Task objective:
Copy out exactly the lines from the one containing "Output a JSON" to the end of the records below, both included, and nothing else.
--- Information Enclosed Below ---
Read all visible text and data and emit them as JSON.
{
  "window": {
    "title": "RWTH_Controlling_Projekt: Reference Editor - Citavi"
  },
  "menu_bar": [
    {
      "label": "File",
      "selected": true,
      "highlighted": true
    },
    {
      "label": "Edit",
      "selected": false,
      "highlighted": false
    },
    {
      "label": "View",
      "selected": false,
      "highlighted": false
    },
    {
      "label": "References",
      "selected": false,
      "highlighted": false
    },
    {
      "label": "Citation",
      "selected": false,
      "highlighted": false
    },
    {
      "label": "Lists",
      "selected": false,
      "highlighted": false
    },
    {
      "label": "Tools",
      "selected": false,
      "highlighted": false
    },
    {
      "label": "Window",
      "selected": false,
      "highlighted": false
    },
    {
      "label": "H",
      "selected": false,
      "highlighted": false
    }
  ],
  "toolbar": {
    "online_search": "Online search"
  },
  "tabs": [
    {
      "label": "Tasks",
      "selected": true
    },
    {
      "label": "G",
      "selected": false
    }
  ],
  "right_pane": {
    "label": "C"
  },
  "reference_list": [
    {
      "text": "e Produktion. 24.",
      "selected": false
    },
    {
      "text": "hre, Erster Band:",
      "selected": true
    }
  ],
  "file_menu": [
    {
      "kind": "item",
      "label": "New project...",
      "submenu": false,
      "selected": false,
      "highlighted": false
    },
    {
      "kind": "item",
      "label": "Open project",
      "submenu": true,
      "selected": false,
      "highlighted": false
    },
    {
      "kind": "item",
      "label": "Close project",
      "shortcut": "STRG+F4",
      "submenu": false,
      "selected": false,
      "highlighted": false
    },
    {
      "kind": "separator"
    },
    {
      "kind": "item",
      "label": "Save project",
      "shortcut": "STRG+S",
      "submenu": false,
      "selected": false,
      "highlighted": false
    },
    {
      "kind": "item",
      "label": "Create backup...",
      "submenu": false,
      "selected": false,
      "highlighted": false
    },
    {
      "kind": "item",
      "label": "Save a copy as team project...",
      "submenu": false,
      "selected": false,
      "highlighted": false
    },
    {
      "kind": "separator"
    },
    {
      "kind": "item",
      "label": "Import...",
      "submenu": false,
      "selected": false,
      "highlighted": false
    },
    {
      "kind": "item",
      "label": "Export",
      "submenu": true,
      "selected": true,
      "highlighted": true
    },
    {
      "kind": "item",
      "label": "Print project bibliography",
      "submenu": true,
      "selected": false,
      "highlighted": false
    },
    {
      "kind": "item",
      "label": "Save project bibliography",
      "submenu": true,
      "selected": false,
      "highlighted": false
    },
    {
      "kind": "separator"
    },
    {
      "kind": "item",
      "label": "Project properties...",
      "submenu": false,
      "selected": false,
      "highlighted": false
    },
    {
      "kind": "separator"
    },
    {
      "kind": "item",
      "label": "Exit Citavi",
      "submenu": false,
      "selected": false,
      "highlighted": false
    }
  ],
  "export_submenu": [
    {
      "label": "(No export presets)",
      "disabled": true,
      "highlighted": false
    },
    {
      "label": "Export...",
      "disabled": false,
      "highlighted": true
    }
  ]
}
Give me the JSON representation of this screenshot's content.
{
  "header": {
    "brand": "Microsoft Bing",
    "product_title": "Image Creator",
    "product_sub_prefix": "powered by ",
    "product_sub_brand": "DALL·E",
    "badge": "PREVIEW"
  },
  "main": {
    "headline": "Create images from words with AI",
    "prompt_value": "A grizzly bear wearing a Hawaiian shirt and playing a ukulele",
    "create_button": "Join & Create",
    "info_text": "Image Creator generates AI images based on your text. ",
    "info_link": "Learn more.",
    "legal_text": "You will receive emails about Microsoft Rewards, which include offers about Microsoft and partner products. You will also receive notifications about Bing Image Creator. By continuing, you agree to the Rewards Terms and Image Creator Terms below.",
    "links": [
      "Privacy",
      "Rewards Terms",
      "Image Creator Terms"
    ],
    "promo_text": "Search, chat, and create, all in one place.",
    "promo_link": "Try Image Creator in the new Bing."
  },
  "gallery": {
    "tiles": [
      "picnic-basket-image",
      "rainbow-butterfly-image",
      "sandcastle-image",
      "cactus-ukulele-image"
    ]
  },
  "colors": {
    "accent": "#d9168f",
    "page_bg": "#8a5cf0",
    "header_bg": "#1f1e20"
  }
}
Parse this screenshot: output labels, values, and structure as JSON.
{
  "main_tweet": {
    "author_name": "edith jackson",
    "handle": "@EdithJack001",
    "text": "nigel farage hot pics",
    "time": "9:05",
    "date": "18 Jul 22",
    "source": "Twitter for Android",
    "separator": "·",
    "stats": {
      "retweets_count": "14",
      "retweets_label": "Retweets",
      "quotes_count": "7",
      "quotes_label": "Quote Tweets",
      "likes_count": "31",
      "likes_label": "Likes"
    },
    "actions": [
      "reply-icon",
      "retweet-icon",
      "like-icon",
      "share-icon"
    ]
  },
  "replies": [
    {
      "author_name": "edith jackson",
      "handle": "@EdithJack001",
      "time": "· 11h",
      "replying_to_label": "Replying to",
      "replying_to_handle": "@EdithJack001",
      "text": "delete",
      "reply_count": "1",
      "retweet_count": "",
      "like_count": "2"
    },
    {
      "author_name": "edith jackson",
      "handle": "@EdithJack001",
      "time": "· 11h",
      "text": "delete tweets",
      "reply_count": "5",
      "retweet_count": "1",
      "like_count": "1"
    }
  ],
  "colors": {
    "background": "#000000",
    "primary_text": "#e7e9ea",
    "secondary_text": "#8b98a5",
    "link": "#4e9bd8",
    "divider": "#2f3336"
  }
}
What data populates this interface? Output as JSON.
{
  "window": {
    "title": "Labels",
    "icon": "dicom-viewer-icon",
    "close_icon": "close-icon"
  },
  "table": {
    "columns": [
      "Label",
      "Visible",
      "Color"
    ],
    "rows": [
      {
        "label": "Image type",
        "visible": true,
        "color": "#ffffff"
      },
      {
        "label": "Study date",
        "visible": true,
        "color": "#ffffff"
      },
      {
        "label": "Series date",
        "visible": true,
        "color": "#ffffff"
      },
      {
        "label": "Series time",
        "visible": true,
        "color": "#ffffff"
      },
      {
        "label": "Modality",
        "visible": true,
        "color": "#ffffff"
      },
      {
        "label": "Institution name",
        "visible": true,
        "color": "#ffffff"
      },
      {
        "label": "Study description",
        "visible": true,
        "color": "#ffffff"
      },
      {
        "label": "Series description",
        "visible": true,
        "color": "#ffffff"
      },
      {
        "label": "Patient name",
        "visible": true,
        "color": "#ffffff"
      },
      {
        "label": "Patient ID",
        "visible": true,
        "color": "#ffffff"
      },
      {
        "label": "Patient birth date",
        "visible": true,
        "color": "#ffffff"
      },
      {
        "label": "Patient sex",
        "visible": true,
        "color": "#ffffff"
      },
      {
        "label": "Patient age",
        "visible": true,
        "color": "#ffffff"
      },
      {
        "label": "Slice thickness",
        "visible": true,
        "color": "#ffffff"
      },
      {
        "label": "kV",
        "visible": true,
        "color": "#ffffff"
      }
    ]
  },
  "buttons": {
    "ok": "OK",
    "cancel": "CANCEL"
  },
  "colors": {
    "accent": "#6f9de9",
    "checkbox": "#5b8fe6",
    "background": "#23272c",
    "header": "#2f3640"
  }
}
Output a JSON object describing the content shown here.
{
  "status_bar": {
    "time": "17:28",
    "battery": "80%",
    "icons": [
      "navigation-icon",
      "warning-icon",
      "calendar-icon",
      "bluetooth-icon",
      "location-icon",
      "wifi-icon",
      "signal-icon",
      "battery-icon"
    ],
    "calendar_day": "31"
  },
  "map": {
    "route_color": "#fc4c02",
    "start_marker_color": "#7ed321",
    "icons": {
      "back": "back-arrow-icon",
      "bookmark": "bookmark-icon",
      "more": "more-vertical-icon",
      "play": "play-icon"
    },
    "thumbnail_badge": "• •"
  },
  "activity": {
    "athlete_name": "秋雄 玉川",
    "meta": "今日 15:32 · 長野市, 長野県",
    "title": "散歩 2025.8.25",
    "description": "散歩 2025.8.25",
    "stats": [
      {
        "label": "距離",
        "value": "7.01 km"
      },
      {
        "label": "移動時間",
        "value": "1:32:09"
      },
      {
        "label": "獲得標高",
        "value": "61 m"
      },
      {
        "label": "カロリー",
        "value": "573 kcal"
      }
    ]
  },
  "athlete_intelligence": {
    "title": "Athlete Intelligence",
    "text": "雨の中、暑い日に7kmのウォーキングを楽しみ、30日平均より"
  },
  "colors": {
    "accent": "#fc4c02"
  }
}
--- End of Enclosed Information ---
Solved exercise:
Output a JSON object describing the content shown here.
{
  "status_bar": {
    "time": "17:28",
    "battery": "80%",
    "icons": [
      "navigation-icon",
      "warning-icon",
      "calendar-icon",
      "bluetooth-icon",
      "location-icon",
      "wifi-icon",
      "signal-icon",
      "battery-icon"
    ],
    "calendar_day": "31"
  },
  "map": {
    "route_color": "#fc4c02",
    "start_marker_color": "#7ed321",
    "icons": {
      "back": "back-arrow-icon",
      "bookmark": "bookmark-icon",
      "more": "more-vertical-icon",
      "play": "play-icon"
    },
    "thumbnail_badge": "• •"
  },
  "activity": {
    "athlete_name": "秋雄 玉川",
    "meta": "今日 15:32 · 長野市, 長野県",
    "title": "散歩 2025.8.25",
    "description": "散歩 2025.8.25",
    "stats": [
      {
        "label": "距離",
        "value": "7.01 km"
      },
      {
        "label": "移動時間",
        "value": "1:32:09"
      },
      {
        "label": "獲得標高",
        "value": "61 m"
      },
      {
        "label": "カロリー",
        "value": "573 kcal"
      }
    ]
  },
  "athlete_intelligence": {
    "title": "Athlete Intelligence",
    "text": "雨の中、暑い日に7kmのウォーキングを楽しみ、30日平均より"
  },
  "colors": {
    "accent": "#fc4c02"
  }
}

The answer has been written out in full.